▸ **WORK TO COMPLETE**
Whenever a line of the entries below holds the string "name", copy that line and return it.

▸ **DATA IN THIS EXERCISE**
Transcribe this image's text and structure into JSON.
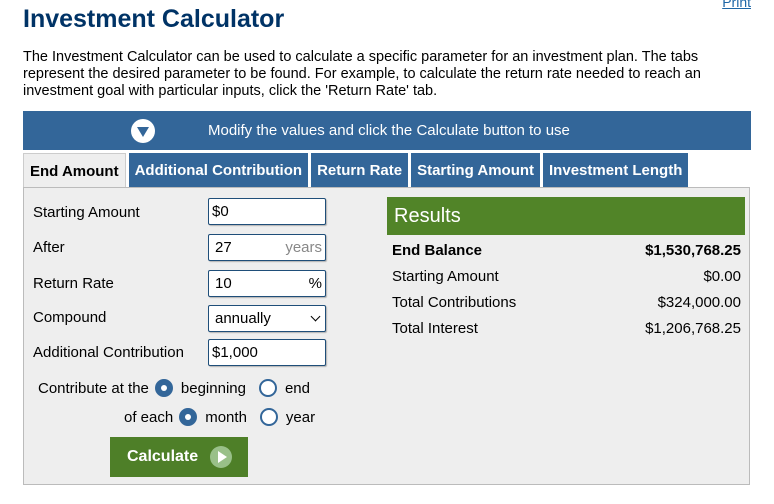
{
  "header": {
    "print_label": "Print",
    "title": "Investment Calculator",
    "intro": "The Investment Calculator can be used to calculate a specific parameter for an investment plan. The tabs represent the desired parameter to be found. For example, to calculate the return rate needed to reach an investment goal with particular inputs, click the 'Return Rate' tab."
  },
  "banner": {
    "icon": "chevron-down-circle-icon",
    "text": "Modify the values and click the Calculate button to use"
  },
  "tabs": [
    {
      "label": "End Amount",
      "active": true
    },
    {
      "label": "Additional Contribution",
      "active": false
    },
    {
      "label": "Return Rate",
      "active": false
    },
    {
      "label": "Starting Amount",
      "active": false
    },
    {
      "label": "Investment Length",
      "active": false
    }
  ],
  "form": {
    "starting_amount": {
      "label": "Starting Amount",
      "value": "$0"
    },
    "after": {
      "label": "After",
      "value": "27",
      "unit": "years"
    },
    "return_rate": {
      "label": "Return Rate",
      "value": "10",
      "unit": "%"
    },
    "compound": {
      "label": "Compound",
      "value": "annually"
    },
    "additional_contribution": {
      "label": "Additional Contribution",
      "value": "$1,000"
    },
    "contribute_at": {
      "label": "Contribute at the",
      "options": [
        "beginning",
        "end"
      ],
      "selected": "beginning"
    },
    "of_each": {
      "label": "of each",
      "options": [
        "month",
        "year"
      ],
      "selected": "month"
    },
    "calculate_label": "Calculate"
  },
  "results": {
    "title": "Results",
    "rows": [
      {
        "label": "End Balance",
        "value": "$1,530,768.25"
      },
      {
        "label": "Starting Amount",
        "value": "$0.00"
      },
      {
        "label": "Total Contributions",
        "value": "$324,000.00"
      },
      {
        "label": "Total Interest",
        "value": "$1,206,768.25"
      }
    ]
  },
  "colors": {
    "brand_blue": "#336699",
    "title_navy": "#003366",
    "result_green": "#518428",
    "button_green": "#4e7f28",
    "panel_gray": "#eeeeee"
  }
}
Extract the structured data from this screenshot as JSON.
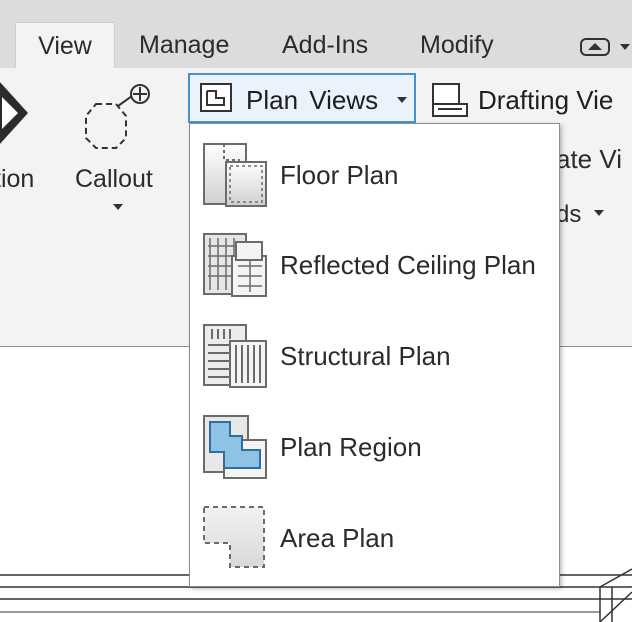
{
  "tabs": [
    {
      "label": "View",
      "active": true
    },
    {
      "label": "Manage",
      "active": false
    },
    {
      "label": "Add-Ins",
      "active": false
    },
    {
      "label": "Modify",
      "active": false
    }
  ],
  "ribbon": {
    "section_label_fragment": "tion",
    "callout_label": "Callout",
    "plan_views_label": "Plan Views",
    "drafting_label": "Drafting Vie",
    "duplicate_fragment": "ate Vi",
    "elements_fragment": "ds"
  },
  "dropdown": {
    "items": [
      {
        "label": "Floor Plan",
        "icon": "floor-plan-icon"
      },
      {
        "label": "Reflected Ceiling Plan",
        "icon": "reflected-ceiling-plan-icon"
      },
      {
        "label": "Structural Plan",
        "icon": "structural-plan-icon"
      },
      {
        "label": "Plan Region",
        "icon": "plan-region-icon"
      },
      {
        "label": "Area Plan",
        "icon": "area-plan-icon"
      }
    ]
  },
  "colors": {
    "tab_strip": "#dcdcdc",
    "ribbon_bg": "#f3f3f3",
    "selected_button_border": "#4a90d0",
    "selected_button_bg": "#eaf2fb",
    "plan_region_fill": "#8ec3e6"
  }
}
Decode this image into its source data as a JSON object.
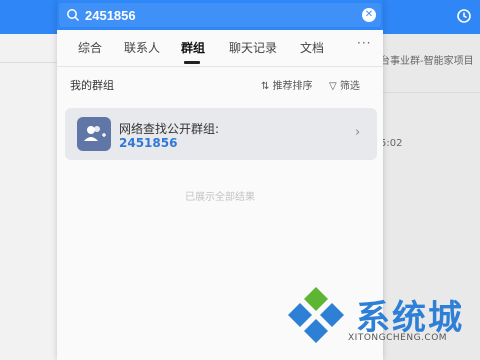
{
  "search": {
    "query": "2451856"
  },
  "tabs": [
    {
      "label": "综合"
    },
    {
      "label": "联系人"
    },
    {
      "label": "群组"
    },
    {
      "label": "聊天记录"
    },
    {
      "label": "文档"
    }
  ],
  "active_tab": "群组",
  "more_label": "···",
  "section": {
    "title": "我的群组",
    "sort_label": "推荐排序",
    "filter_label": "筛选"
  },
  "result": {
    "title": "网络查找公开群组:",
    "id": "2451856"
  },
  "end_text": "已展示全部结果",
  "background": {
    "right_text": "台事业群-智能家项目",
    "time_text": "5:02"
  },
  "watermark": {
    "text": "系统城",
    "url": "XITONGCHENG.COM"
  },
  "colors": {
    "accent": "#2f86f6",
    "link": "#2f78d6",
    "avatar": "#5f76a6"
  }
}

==

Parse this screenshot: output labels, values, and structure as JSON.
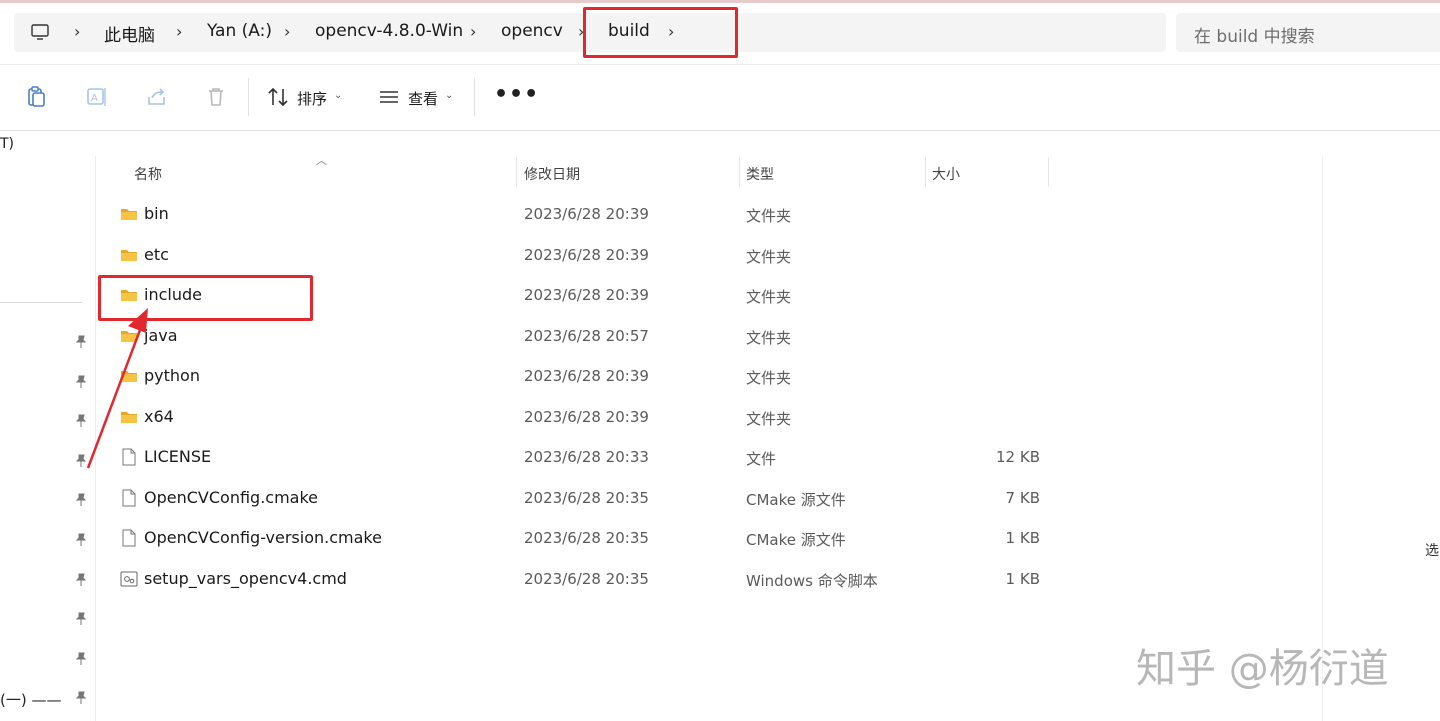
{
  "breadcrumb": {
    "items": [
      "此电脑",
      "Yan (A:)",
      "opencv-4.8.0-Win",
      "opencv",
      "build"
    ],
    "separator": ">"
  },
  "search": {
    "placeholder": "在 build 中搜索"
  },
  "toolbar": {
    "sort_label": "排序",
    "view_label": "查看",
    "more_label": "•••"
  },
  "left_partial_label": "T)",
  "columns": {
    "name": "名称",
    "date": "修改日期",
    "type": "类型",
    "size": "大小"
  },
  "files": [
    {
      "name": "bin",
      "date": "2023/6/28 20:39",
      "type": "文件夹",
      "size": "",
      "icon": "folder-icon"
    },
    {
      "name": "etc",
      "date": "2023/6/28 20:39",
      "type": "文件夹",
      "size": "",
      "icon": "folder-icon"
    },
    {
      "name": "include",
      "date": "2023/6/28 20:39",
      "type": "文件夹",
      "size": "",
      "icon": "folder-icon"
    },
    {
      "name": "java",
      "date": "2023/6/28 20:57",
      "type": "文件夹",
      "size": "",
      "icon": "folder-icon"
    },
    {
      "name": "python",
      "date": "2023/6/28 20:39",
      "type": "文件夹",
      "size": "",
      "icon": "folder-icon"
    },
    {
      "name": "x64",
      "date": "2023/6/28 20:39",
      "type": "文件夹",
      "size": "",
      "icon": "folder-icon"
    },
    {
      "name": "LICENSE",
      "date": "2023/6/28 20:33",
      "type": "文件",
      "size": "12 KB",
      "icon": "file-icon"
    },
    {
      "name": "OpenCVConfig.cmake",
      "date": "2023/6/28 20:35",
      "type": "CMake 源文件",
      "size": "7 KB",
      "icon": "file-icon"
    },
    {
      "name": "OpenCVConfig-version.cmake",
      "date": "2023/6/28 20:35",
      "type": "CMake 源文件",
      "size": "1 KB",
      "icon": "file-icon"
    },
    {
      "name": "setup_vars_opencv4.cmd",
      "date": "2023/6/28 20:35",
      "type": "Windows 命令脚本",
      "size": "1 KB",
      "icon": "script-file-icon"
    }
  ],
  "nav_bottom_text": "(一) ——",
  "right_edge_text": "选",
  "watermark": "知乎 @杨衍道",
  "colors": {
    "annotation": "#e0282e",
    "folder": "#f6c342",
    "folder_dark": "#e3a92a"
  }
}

▸ **SOLUTION**
    "name": "名称",
      "name": "bin",
      "name": "etc",
      "name": "include",
      "name": "java",
      "name": "python",
      "name": "x64",
      "name": "LICENSE",
      "name": "OpenCVConfig.cmake",
      "name": "OpenCVConfig-version.cmake",
      "name": "setup_vars_opencv4.cmd",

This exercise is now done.